**Instructions for the task**: Scan the material for "JSON". Copy every line it appears in.

**Task input**:
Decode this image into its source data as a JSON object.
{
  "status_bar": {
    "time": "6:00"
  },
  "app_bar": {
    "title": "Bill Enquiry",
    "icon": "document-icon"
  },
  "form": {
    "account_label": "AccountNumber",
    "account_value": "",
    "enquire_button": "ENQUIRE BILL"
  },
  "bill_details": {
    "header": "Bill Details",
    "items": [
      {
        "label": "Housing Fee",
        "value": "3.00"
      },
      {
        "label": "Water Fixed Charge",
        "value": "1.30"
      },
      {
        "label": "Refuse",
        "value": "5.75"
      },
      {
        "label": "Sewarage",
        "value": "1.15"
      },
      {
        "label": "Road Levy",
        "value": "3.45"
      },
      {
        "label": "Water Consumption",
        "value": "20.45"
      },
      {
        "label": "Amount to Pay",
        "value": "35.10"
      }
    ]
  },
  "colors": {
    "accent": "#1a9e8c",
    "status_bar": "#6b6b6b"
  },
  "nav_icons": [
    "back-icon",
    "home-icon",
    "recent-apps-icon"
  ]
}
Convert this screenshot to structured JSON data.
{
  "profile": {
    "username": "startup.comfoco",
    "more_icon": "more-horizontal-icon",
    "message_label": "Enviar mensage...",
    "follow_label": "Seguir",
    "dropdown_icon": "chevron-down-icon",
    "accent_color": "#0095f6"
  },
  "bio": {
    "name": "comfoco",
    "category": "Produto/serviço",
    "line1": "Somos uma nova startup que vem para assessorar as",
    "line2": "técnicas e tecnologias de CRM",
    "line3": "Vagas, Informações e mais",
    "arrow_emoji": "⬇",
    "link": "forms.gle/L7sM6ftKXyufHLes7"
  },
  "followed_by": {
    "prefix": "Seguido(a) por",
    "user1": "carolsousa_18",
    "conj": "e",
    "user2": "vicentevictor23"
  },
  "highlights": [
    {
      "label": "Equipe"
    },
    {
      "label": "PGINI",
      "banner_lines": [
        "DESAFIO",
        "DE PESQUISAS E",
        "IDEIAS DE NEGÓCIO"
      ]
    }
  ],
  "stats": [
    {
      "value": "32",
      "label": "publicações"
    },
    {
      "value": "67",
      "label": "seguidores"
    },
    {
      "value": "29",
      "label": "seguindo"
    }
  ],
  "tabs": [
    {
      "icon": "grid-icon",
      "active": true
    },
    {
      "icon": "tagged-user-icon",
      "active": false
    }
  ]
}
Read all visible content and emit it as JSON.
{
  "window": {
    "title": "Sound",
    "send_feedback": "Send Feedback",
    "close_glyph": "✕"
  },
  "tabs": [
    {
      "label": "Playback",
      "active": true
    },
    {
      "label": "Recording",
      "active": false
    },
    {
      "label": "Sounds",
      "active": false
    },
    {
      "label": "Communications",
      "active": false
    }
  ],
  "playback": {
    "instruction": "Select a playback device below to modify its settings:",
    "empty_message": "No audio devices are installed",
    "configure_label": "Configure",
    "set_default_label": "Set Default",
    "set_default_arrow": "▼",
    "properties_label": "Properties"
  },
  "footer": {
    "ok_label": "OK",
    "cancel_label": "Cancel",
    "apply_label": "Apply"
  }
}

**Task answer**:
Decode this image into its source data as a JSON object.
Convert this screenshot to structured JSON data.
Read all visible content and emit it as JSON.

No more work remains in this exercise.